Dataset:
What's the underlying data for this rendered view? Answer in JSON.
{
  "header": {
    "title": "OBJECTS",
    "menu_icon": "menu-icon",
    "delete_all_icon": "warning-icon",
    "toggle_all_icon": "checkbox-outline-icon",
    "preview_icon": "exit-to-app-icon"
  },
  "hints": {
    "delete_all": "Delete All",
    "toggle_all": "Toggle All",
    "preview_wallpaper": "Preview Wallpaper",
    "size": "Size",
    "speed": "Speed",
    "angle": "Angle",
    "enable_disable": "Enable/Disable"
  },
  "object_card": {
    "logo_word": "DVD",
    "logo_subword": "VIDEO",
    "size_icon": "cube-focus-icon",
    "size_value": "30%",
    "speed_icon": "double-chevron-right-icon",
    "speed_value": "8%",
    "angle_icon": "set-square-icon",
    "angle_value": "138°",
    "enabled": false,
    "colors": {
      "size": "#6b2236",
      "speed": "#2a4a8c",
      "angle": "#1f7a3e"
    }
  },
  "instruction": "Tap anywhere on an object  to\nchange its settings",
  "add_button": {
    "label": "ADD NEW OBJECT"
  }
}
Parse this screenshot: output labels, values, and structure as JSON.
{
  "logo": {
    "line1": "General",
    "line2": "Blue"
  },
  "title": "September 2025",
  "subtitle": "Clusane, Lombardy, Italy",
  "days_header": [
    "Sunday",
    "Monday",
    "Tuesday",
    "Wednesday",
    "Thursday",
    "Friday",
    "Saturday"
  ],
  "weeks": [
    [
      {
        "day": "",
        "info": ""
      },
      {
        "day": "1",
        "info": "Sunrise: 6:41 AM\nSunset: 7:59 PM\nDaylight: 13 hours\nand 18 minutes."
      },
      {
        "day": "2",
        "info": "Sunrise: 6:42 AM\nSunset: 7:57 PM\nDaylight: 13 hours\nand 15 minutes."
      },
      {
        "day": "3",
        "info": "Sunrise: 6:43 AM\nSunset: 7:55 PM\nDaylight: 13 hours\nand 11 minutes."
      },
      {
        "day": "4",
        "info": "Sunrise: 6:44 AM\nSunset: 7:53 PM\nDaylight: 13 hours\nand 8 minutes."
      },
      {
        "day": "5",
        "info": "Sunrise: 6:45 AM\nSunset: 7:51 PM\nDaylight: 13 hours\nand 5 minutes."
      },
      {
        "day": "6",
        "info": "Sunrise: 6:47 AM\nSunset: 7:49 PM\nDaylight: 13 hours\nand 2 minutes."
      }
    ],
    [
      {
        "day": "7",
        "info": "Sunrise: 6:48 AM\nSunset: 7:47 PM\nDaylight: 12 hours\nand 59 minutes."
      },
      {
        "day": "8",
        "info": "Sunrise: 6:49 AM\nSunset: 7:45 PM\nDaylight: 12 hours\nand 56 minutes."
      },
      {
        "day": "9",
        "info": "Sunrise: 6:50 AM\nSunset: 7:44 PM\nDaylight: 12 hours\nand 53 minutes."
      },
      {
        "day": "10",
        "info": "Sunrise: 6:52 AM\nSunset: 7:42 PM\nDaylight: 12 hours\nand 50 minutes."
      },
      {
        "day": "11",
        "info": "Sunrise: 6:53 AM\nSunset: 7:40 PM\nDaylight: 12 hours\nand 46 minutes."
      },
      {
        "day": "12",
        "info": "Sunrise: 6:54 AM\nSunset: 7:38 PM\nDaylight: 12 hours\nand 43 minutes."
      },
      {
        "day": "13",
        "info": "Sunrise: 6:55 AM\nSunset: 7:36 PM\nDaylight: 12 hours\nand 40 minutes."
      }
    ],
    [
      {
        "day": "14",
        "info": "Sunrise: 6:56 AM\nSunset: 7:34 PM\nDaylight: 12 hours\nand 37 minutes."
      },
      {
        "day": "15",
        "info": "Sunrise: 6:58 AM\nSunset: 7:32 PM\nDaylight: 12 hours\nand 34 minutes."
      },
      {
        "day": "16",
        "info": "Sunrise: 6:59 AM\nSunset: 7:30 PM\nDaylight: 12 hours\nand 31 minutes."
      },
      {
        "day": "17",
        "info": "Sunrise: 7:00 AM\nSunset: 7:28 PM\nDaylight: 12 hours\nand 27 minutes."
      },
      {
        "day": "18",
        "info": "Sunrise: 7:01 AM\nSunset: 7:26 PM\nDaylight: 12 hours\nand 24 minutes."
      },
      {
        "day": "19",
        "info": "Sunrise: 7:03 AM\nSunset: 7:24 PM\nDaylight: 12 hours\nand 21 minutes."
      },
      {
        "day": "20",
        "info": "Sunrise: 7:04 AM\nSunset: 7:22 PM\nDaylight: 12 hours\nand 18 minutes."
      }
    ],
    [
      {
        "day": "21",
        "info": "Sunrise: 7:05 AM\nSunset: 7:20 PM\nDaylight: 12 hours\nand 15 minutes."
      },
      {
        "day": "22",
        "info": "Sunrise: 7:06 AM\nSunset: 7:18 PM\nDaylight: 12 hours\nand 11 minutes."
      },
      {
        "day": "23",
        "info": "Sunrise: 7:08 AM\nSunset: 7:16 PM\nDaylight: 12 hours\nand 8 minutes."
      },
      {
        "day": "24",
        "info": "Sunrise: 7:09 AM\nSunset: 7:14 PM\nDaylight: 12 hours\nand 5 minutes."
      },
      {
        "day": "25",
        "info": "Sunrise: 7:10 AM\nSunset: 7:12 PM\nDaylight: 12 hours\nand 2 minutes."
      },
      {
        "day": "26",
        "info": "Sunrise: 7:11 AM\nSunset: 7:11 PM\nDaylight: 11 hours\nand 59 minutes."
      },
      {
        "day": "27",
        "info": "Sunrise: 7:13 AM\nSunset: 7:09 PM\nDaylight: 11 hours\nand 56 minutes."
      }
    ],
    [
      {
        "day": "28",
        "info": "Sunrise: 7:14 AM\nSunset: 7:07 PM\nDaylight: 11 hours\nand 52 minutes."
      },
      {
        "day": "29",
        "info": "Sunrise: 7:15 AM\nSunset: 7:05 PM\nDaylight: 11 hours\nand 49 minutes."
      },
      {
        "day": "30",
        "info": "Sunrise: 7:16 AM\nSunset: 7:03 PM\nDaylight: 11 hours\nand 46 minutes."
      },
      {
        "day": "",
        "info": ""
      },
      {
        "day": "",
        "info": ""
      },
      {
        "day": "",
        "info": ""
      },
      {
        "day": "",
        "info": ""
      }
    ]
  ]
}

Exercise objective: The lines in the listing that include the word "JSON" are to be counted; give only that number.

Written solution: 2